After a year of avoiding close contact with people, working from home and teaching your children online, you might be feeling hopeful after the arrival of the COVID-19 vaccine. When the vaccine becomes available to the general public, it is recommended that all adults receive it, but it is not currently recommended for children.
This might not be what you expected, but there is a reason for it. Laura Morris, MD, a family medicine doctor at MU Health Care, shed some light on the situation based on the information available right now.
Why can’t children under the age of 18 get the vaccine?
The Pfizer-BioNTech vaccine is approved to use for ages 16 and older, and the Moderna and Johnson & Johnson vaccines in those 18 and older. No authorized vaccines were tested in children younger than 12, and only a few children age 12-15 were included in trials. Some manufacturers are beginning to conduct trials with children.
Why weren’t more children included in clinical trials?
Adults suffer with more severe symptoms of COVID-19 than children, so the focus was to get a vaccine created for adults first. The vaccine needed to be created quickly and involving children in clinical trials of any kind requires extra regulation and additional safety measures because they are more vulnerable than healthy adults.
What about herd immunity?
Children play a role in transmitting viruses because they have difficulty following guidelines for distancing and other measures. This is why children are vaccinated for influenza, Hepatitis A and B, and other infections. Vaccinating children typically helps us achieve herd immunity, but the COVID-19 vaccine is not recommended for children until more testing is done. This is why it’s so important for adults to get the vaccine.
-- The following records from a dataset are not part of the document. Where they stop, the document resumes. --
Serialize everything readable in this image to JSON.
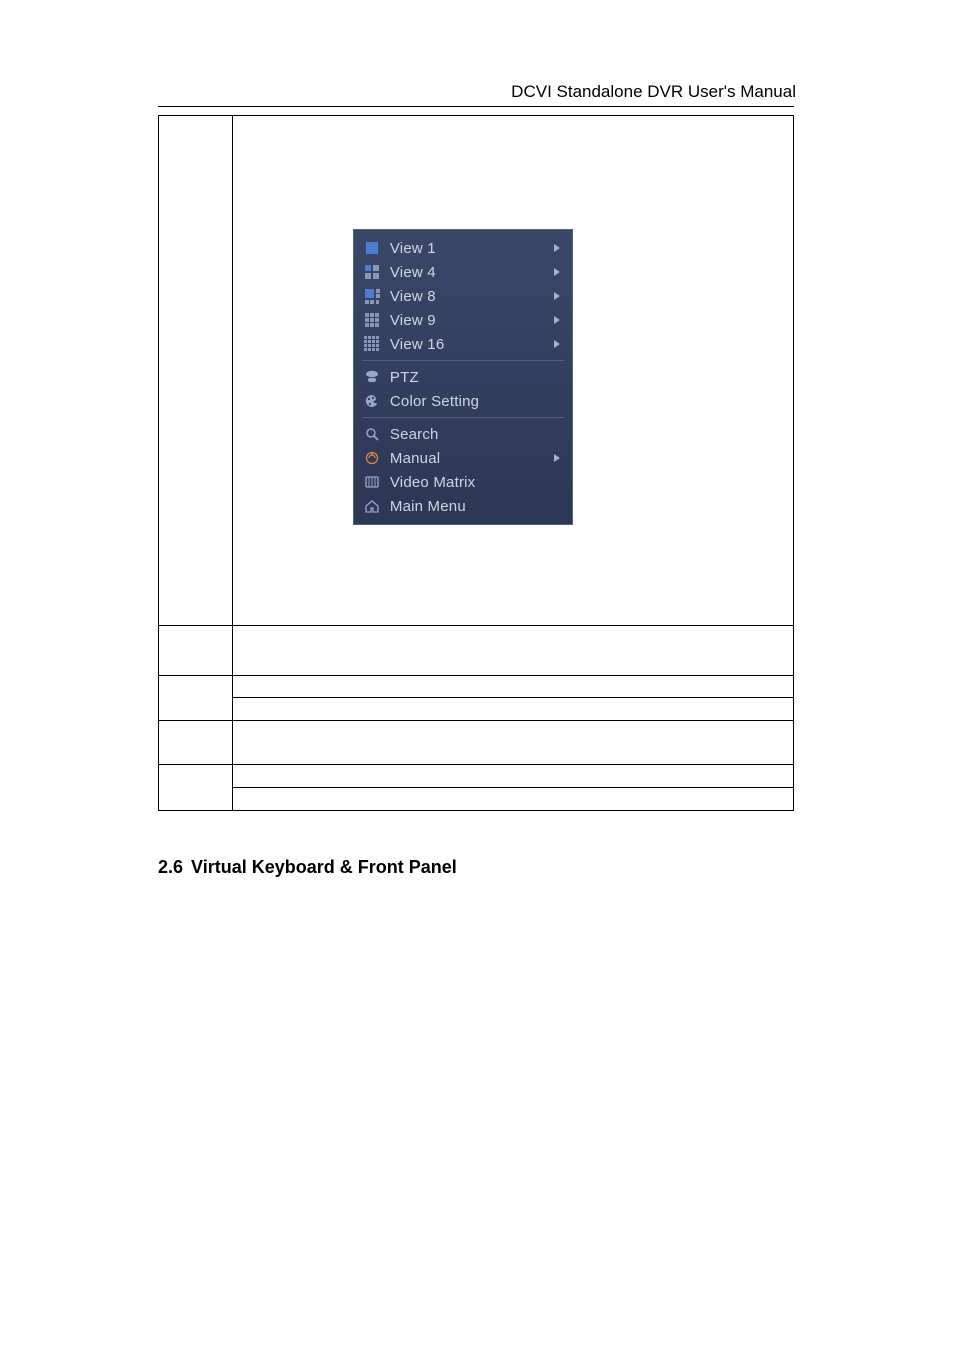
{
  "header": {
    "title": "DCVI Standalone DVR User's Manual"
  },
  "menu": {
    "groups": [
      {
        "items": [
          {
            "icon": "view1-icon",
            "label": "View 1",
            "has_submenu": true
          },
          {
            "icon": "view4-icon",
            "label": "View 4",
            "has_submenu": true
          },
          {
            "icon": "view8-icon",
            "label": "View 8",
            "has_submenu": true
          },
          {
            "icon": "view9-icon",
            "label": "View 9",
            "has_submenu": true
          },
          {
            "icon": "view16-icon",
            "label": "View 16",
            "has_submenu": true
          }
        ]
      },
      {
        "items": [
          {
            "icon": "ptz-icon",
            "label": "PTZ",
            "has_submenu": false
          },
          {
            "icon": "color-setting-icon",
            "label": "Color Setting",
            "has_submenu": false
          }
        ]
      },
      {
        "items": [
          {
            "icon": "search-icon",
            "label": "Search",
            "has_submenu": false
          },
          {
            "icon": "manual-icon",
            "label": "Manual",
            "has_submenu": true
          },
          {
            "icon": "video-matrix-icon",
            "label": "Video Matrix",
            "has_submenu": false
          },
          {
            "icon": "main-menu-icon",
            "label": "Main Menu",
            "has_submenu": false
          }
        ]
      }
    ]
  },
  "section": {
    "number": "2.6",
    "title": "Virtual Keyboard & Front Panel"
  }
}
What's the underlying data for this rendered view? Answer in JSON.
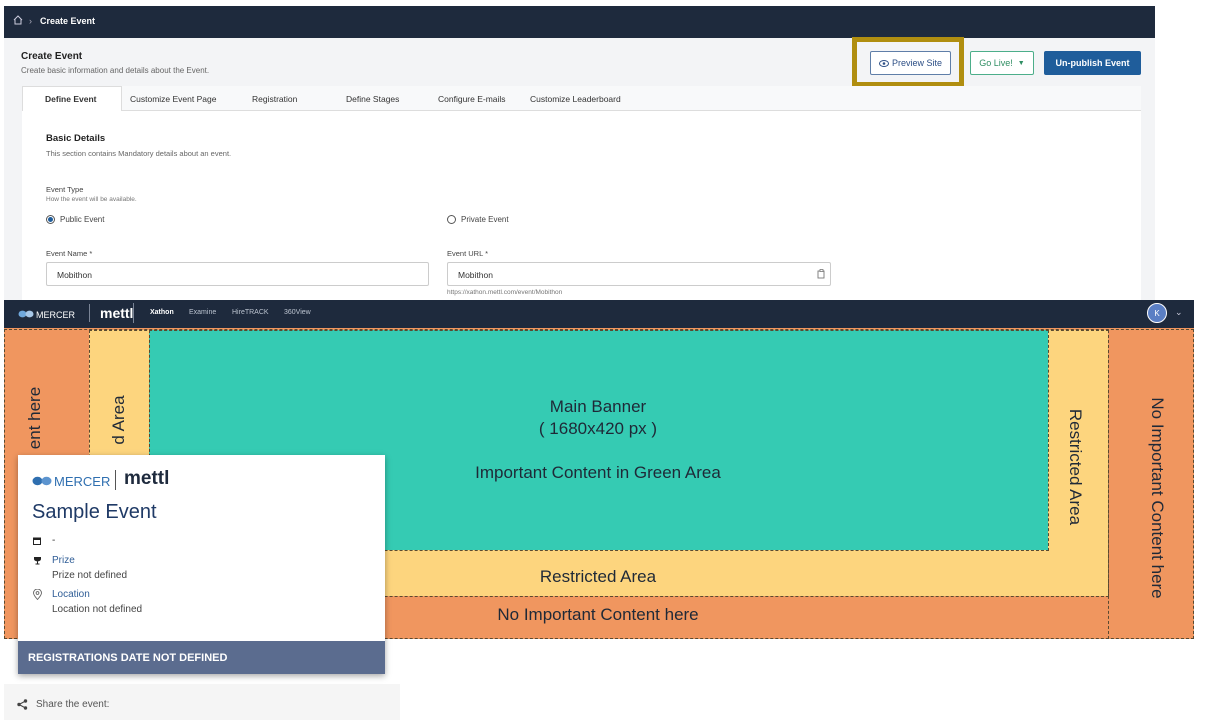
{
  "breadcrumb": {
    "current": "Create Event"
  },
  "header": {
    "title": "Create Event",
    "subtitle": "Create basic information and details about the Event."
  },
  "actions": {
    "preview": "Preview Site",
    "go_live": "Go Live!",
    "unpublish": "Un-publish Event"
  },
  "tabs": [
    "Define Event",
    "Customize Event Page",
    "Registration",
    "Define Stages",
    "Configure E-mails",
    "Customize Leaderboard"
  ],
  "basic": {
    "title": "Basic Details",
    "subtitle": "This section contains Mandatory details about an event."
  },
  "event_type": {
    "label": "Event Type",
    "hint": "How the event will be available.",
    "public": "Public Event",
    "private": "Private Event"
  },
  "event_name": {
    "label": "Event Name *",
    "value": "Mobithon"
  },
  "event_url": {
    "label": "Event URL *",
    "value": "Mobithon",
    "hint": "https://xathon.mettl.com/event/Mobithon"
  },
  "nav": {
    "brand": "MERCER",
    "product": "mettl",
    "links": [
      "Xathon",
      "Examine",
      "HireTRACK",
      "360View"
    ],
    "avatar": "K"
  },
  "banner": {
    "title": "Main Banner",
    "size": "( 1680x420 px )",
    "important": "Important Content in Green Area",
    "restricted_bottom": "Restricted Area",
    "no_important_bottom": "No Important Content here",
    "restricted_right": "Restricted Area",
    "no_important_right": "No Important Content here",
    "left_partial_outer": "ent here",
    "left_partial_inner": "d Area"
  },
  "card": {
    "brand": "MERCER",
    "product": "mettl",
    "title": "Sample Event",
    "date": "-",
    "prize_label": "Prize",
    "prize_value": "Prize not defined",
    "location_label": "Location",
    "location_value": "Location not defined",
    "registration": "REGISTRATIONS DATE NOT DEFINED"
  },
  "share": {
    "label": "Share the event:"
  },
  "colors": {
    "nav": "#1e2a3d",
    "green": "#35cbb3",
    "yellow": "#fdd57e",
    "orange": "#f0965f",
    "highlight": "#b08e10",
    "primary": "#1f5d9b"
  }
}
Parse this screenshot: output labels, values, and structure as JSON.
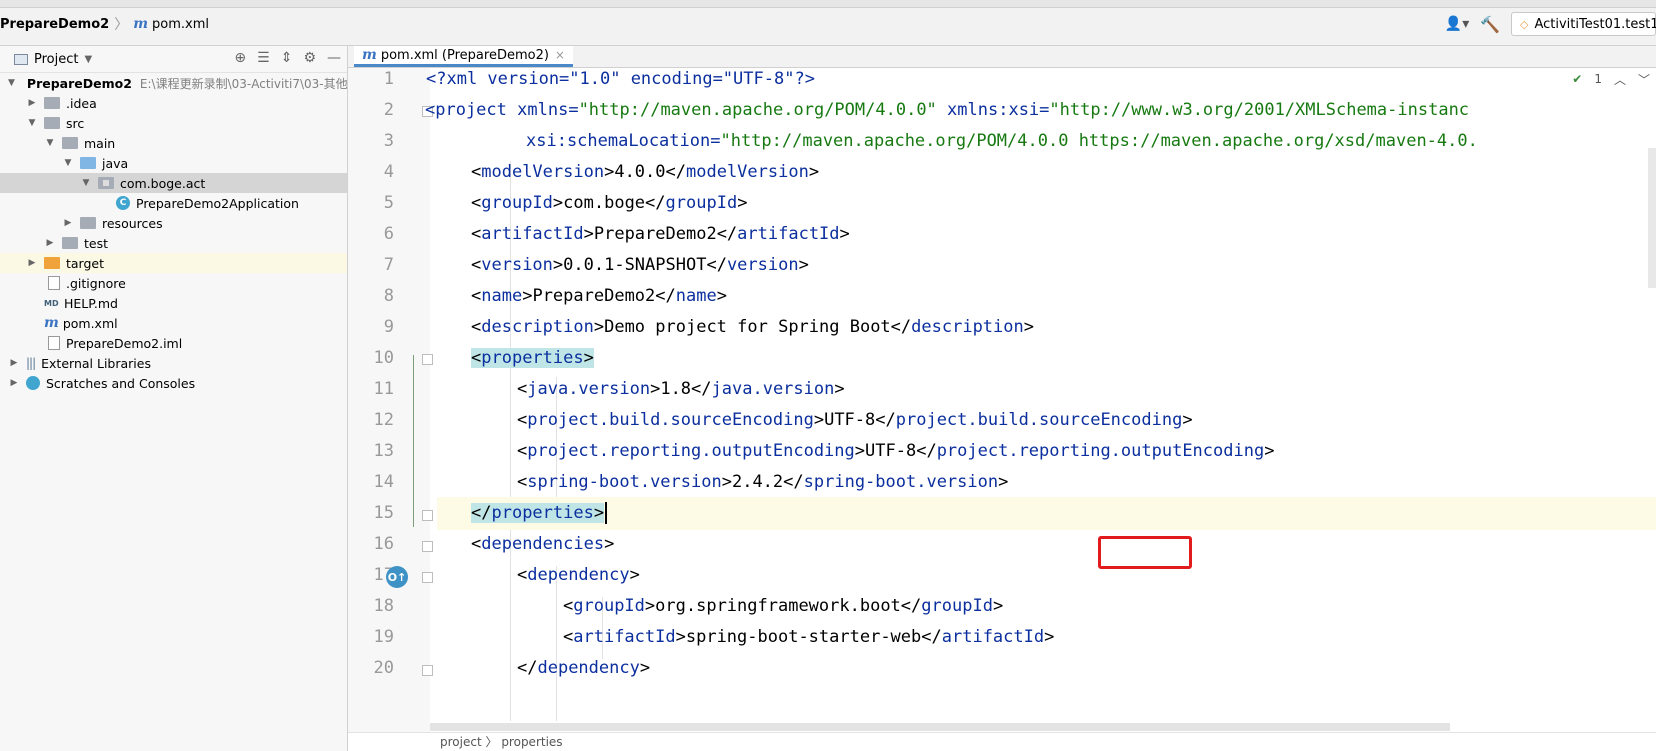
{
  "breadcrumb": {
    "project": "PrepareDemo2",
    "file": "pom.xml"
  },
  "toolbar": {
    "run_config": "ActivitiTest01.test1"
  },
  "project_panel": {
    "title": "Project",
    "root": {
      "name": "PrepareDemo2",
      "path": "E:\\课程更新录制\\03-Activiti7\\03-其他",
      "path_tail": ""
    },
    "items": [
      {
        "label": ".idea"
      },
      {
        "label": "src"
      },
      {
        "label": "main"
      },
      {
        "label": "java"
      },
      {
        "label": "com.boge.act"
      },
      {
        "label": "PrepareDemo2Application"
      },
      {
        "label": "resources"
      },
      {
        "label": "test"
      },
      {
        "label": "target"
      },
      {
        "label": ".gitignore"
      },
      {
        "label": "HELP.md"
      },
      {
        "label": "pom.xml"
      },
      {
        "label": "PrepareDemo2.iml"
      },
      {
        "label": "External Libraries"
      },
      {
        "label": "Scratches and Consoles"
      }
    ]
  },
  "tab": {
    "label": "pom.xml (PrepareDemo2)"
  },
  "inspection": {
    "count": "1"
  },
  "editor": {
    "line_numbers": [
      "1",
      "2",
      "3",
      "4",
      "5",
      "6",
      "7",
      "8",
      "9",
      "10",
      "11",
      "12",
      "13",
      "14",
      "15",
      "16",
      "17",
      "18",
      "19",
      "20"
    ],
    "l1": {
      "decl": "<?xml version=\"1.0\" encoding=\"UTF-8\"?>"
    },
    "l2": {
      "open": "<project",
      "a1": "xmlns=",
      "v1": "\"http://maven.apache.org/POM/4.0.0\"",
      "a2": "xmlns:xsi=",
      "v2": "\"http://www.w3.org/2001/XMLSchema-instanc"
    },
    "l3": {
      "a": "xsi:schemaLocation=",
      "v": "\"http://maven.apache.org/POM/4.0.0 https://maven.apache.org/xsd/maven-4.0."
    },
    "l4": {
      "tag": "modelVersion",
      "text": "4.0.0"
    },
    "l5": {
      "tag": "groupId",
      "text": "com.boge"
    },
    "l6": {
      "tag": "artifactId",
      "text": "PrepareDemo2"
    },
    "l7": {
      "tag": "version",
      "text": "0.0.1-SNAPSHOT"
    },
    "l8": {
      "tag": "name",
      "text": "PrepareDemo2"
    },
    "l9": {
      "tag": "description",
      "text": "Demo project for Spring Boot"
    },
    "l10": {
      "tag": "properties"
    },
    "l11": {
      "tag": "java.version",
      "text": "1.8"
    },
    "l12": {
      "tag": "project.build.sourceEncoding",
      "text": "UTF-8"
    },
    "l13": {
      "tag": "project.reporting.outputEncoding",
      "text": "UTF-8"
    },
    "l14": {
      "tag": "spring-boot.version",
      "text": "2.4.2"
    },
    "l15": {
      "tag": "properties"
    },
    "l16": {
      "tag": "dependencies"
    },
    "l17": {
      "tag": "dependency"
    },
    "l18": {
      "tag": "groupId",
      "text": "org.springframework.boot"
    },
    "l19": {
      "tag": "artifactId",
      "text": "spring-boot-starter-web"
    },
    "l20": {
      "tag": "dependency"
    }
  },
  "bottom_breadcrumb": {
    "a": "project",
    "b": "properties"
  }
}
When will children be included in clinical trials?
Moderna has started recruiting children age 12 and up. Other manufacturers of the vaccine, such as Johnson & Johnson, intend to include children in upcoming clinical trials.
When will a vaccine be approved for children?
Immune systems differ at every age, so more data will need to be collected to evaluate the efficacy of the vaccine in children overall. This will take time.
What can I do to protect my child until a vaccine is ready?
Make sure your children know to maintain safe social distance from others, wear a mask in public and wash their hands often. Wearing a mask will continue to be important for families, even the adults who have had the vaccine. In time, we hope some of the public health measures like masking can stop, but until a large portion of the community has the vaccine, COVID-19 will continue to spread and masking is still necessary for now.